## WHAT THE TASK REQUIRES
Retype the entries exactly; omit all pictures.

## INPUT FOR THIS TASK
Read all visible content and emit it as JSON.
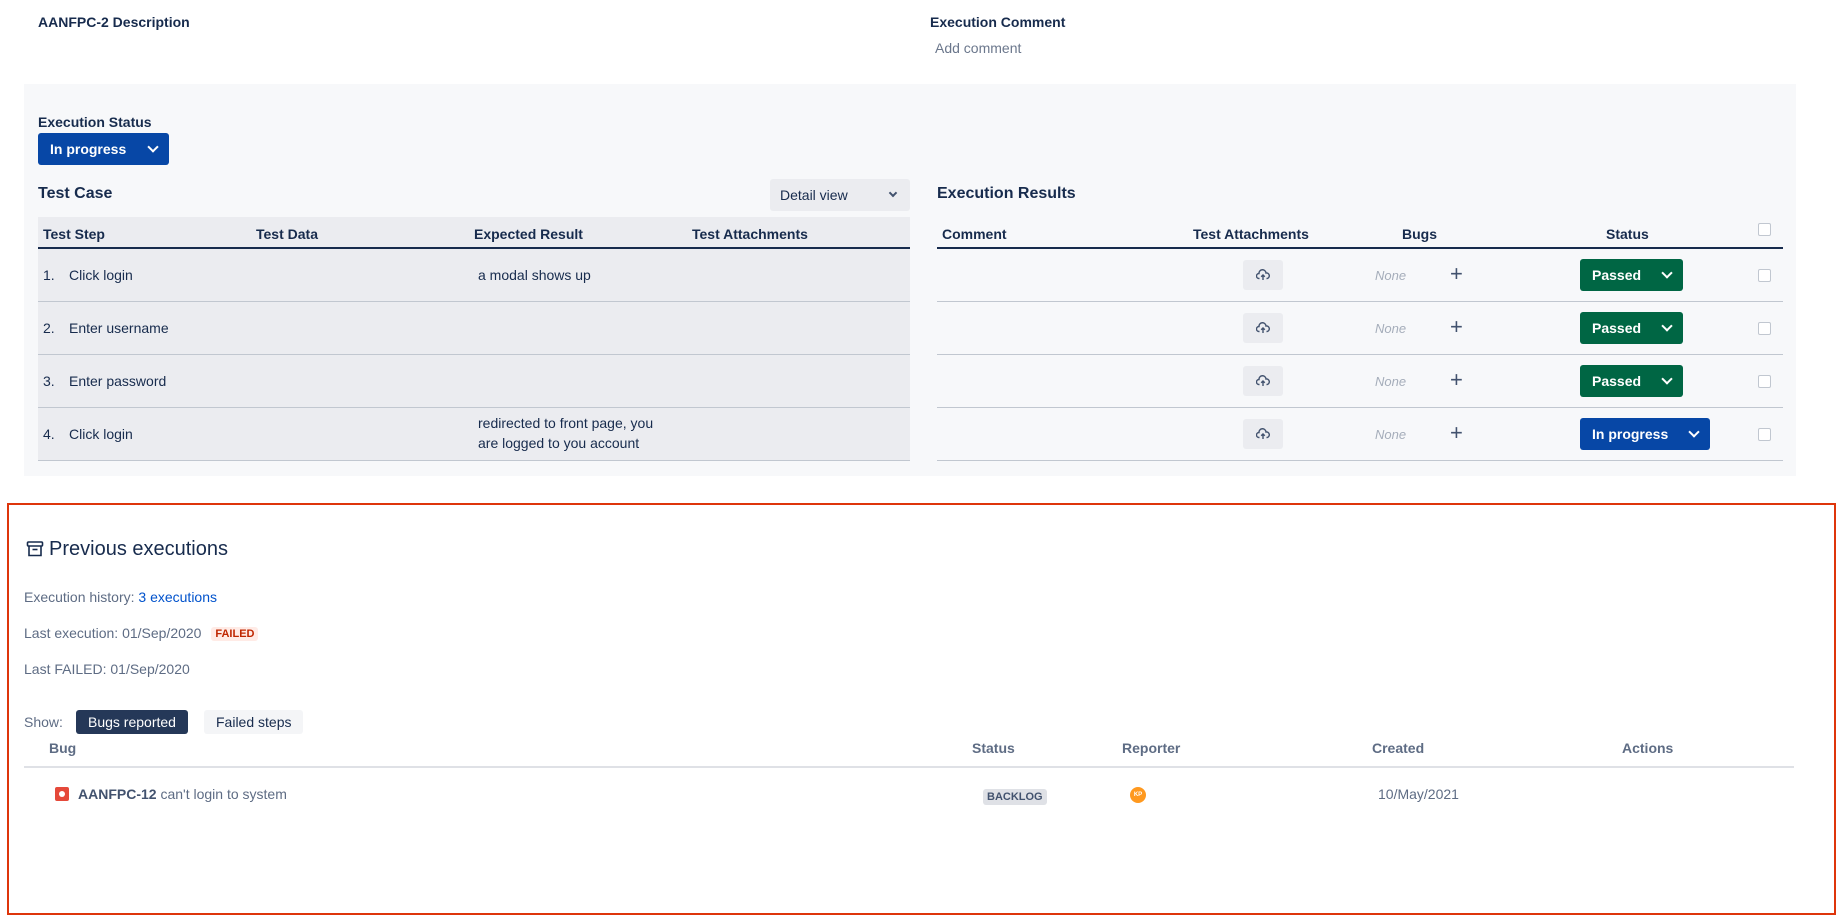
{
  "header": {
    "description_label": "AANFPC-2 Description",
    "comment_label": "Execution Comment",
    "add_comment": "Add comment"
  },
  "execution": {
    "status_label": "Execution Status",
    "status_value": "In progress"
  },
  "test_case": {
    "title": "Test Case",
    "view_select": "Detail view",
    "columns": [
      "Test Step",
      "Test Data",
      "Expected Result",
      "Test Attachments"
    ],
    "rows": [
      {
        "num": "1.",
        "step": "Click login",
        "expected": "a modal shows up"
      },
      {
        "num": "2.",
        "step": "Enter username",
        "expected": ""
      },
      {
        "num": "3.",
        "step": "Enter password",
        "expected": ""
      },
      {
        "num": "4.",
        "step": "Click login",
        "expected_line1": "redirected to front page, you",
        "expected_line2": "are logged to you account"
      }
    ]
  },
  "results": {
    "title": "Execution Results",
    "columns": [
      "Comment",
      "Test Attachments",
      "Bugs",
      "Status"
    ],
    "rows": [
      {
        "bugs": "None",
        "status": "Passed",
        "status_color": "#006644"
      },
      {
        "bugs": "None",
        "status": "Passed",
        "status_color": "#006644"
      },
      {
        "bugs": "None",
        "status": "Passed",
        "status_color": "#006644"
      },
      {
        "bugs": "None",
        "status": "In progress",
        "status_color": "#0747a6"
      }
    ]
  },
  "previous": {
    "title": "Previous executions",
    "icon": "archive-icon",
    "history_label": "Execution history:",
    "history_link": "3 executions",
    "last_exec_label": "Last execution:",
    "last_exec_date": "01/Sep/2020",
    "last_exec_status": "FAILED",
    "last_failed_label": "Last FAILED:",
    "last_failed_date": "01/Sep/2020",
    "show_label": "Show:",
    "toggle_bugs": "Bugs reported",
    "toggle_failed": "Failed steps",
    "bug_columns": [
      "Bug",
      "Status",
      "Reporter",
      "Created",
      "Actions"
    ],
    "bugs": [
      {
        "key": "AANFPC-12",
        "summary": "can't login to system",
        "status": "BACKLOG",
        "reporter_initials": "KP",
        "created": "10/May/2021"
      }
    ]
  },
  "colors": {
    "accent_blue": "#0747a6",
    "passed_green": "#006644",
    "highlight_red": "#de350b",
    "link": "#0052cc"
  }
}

## ANSWER TO THE EXERCISE
Read all visible content and emit it as JSON.
{
  "header": {
    "description_label": "AANFPC-2 Description",
    "comment_label": "Execution Comment",
    "add_comment": "Add comment"
  },
  "execution": {
    "status_label": "Execution Status",
    "status_value": "In progress"
  },
  "test_case": {
    "title": "Test Case",
    "view_select": "Detail view",
    "columns": [
      "Test Step",
      "Test Data",
      "Expected Result",
      "Test Attachments"
    ],
    "rows": [
      {
        "num": "1.",
        "step": "Click login",
        "expected": "a modal shows up"
      },
      {
        "num": "2.",
        "step": "Enter username",
        "expected": ""
      },
      {
        "num": "3.",
        "step": "Enter password",
        "expected": ""
      },
      {
        "num": "4.",
        "step": "Click login",
        "expected_line1": "redirected to front page, you",
        "expected_line2": "are logged to you account"
      }
    ]
  },
  "results": {
    "title": "Execution Results",
    "columns": [
      "Comment",
      "Test Attachments",
      "Bugs",
      "Status"
    ],
    "rows": [
      {
        "bugs": "None",
        "status": "Passed",
        "status_color": "#006644"
      },
      {
        "bugs": "None",
        "status": "Passed",
        "status_color": "#006644"
      },
      {
        "bugs": "None",
        "status": "Passed",
        "status_color": "#006644"
      },
      {
        "bugs": "None",
        "status": "In progress",
        "status_color": "#0747a6"
      }
    ]
  },
  "previous": {
    "title": "Previous executions",
    "icon": "archive-icon",
    "history_label": "Execution history:",
    "history_link": "3 executions",
    "last_exec_label": "Last execution:",
    "last_exec_date": "01/Sep/2020",
    "last_exec_status": "FAILED",
    "last_failed_label": "Last FAILED:",
    "last_failed_date": "01/Sep/2020",
    "show_label": "Show:",
    "toggle_bugs": "Bugs reported",
    "toggle_failed": "Failed steps",
    "bug_columns": [
      "Bug",
      "Status",
      "Reporter",
      "Created",
      "Actions"
    ],
    "bugs": [
      {
        "key": "AANFPC-12",
        "summary": "can't login to system",
        "status": "BACKLOG",
        "reporter_initials": "KP",
        "created": "10/May/2021"
      }
    ]
  },
  "colors": {
    "accent_blue": "#0747a6",
    "passed_green": "#006644",
    "highlight_red": "#de350b",
    "link": "#0052cc"
  }
}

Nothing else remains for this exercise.